● **Prompt**
A faithful copy of all the records is needed, with the pictures omitted.

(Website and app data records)
________________________

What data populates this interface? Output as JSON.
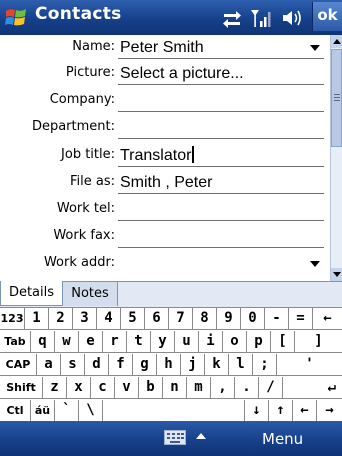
{
  "app": {
    "title": "Contacts",
    "ok_label": "ok",
    "accent": "#17408a"
  },
  "status_icons": [
    "sync-icon",
    "signal-icon",
    "volume-icon"
  ],
  "form": {
    "fields": [
      {
        "label": "Name:",
        "value": "Peter Smith",
        "type": "dropdown"
      },
      {
        "label": "Picture:",
        "value": "Select a picture...",
        "type": "link"
      },
      {
        "label": "Company:",
        "value": "",
        "type": "text"
      },
      {
        "label": "Department:",
        "value": "",
        "type": "text"
      },
      {
        "label": "Job title:",
        "value": "Translator",
        "type": "text",
        "focused": true
      },
      {
        "label": "File as:",
        "value": "Smith , Peter",
        "type": "text"
      },
      {
        "label": "Work tel:",
        "value": "",
        "type": "text"
      },
      {
        "label": "Work fax:",
        "value": "",
        "type": "text"
      },
      {
        "label": "Work addr:",
        "value": "",
        "type": "dropdown"
      }
    ]
  },
  "tabs": [
    {
      "label": "Details",
      "active": true
    },
    {
      "label": "Notes",
      "active": false
    }
  ],
  "keyboard": {
    "rows": [
      [
        "123",
        "1",
        "2",
        "3",
        "4",
        "5",
        "6",
        "7",
        "8",
        "9",
        "0",
        "-",
        "=",
        "←"
      ],
      [
        "Tab",
        "q",
        "w",
        "e",
        "r",
        "t",
        "y",
        "u",
        "i",
        "o",
        "p",
        "[",
        "]"
      ],
      [
        "CAP",
        "a",
        "s",
        "d",
        "f",
        "g",
        "h",
        "j",
        "k",
        "l",
        ";",
        "'"
      ],
      [
        "Shift",
        "z",
        "x",
        "c",
        "v",
        "b",
        "n",
        "m",
        ",",
        ".",
        "/",
        "↵"
      ],
      [
        "Ctl",
        "áü",
        "`",
        "\\",
        "",
        "↓",
        "↑",
        "←",
        "→"
      ]
    ]
  },
  "menubar": {
    "menu_label": "Menu"
  }
}
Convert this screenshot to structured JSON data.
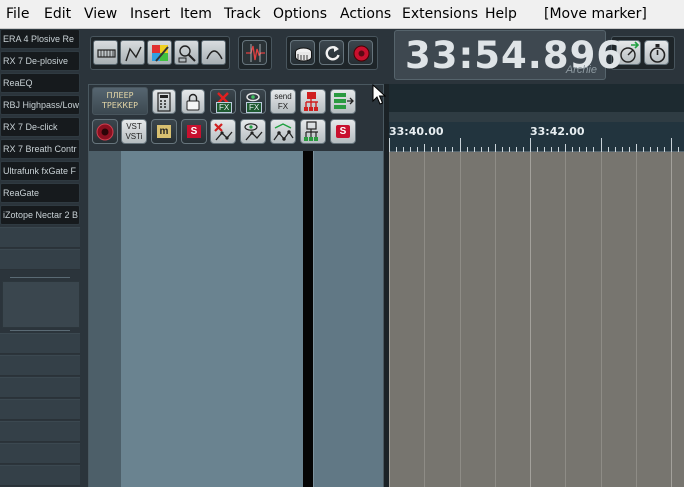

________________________

● **Response to this exercise**
What data populates this interface? Output as JSON.
{
  "app": {
    "title": "Contacts",
    "ok_label": "ok",
    "accent": "#17408a"
  },
  "status_icons": [
    "sync-icon",
    "signal-icon",
    "volume-icon"
  ],
  "form": {
    "fields": [
      {
        "label": "Name:",
        "value": "Peter Smith",
        "type": "dropdown"
      },
      {
        "label": "Picture:",
        "value": "Select a picture...",
        "type": "link"
      },
      {
        "label": "Company:",
        "value": "",
        "type": "text"
      },
      {
        "label": "Department:",
        "value": "",
        "type": "text"
      },
      {
        "label": "Job title:",
        "value": "Translator",
        "type": "text",
        "focused": true
      },
      {
        "label": "File as:",
        "value": "Smith , Peter",
        "type": "text"
      },
      {
        "label": "Work tel:",
        "value": "",
        "type": "text"
      },
      {
        "label": "Work fax:",
        "value": "",
        "type": "text"
      },
      {
        "label": "Work addr:",
        "value": "",
        "type": "dropdown"
      }
    ]
  },
  "tabs": [
    {
      "label": "Details",
      "active": true
    },
    {
      "label": "Notes",
      "active": false
    }
  ],
  "keyboard": {
    "rows": [
      [
        "123",
        "1",
        "2",
        "3",
        "4",
        "5",
        "6",
        "7",
        "8",
        "9",
        "0",
        "-",
        "=",
        "←"
      ],
      [
        "Tab",
        "q",
        "w",
        "e",
        "r",
        "t",
        "y",
        "u",
        "i",
        "o",
        "p",
        "[",
        "]"
      ],
      [
        "CAP",
        "a",
        "s",
        "d",
        "f",
        "g",
        "h",
        "j",
        "k",
        "l",
        ";",
        "'"
      ],
      [
        "Shift",
        "z",
        "x",
        "c",
        "v",
        "b",
        "n",
        "m",
        ",",
        ".",
        "/",
        "↵"
      ],
      [
        "Ctl",
        "áü",
        "`",
        "\\",
        "",
        "↓",
        "↑",
        "←",
        "→"
      ]
    ]
  },
  "menubar": {
    "menu_label": "Menu"
  }
}
Convert this screenshot to structured JSON data.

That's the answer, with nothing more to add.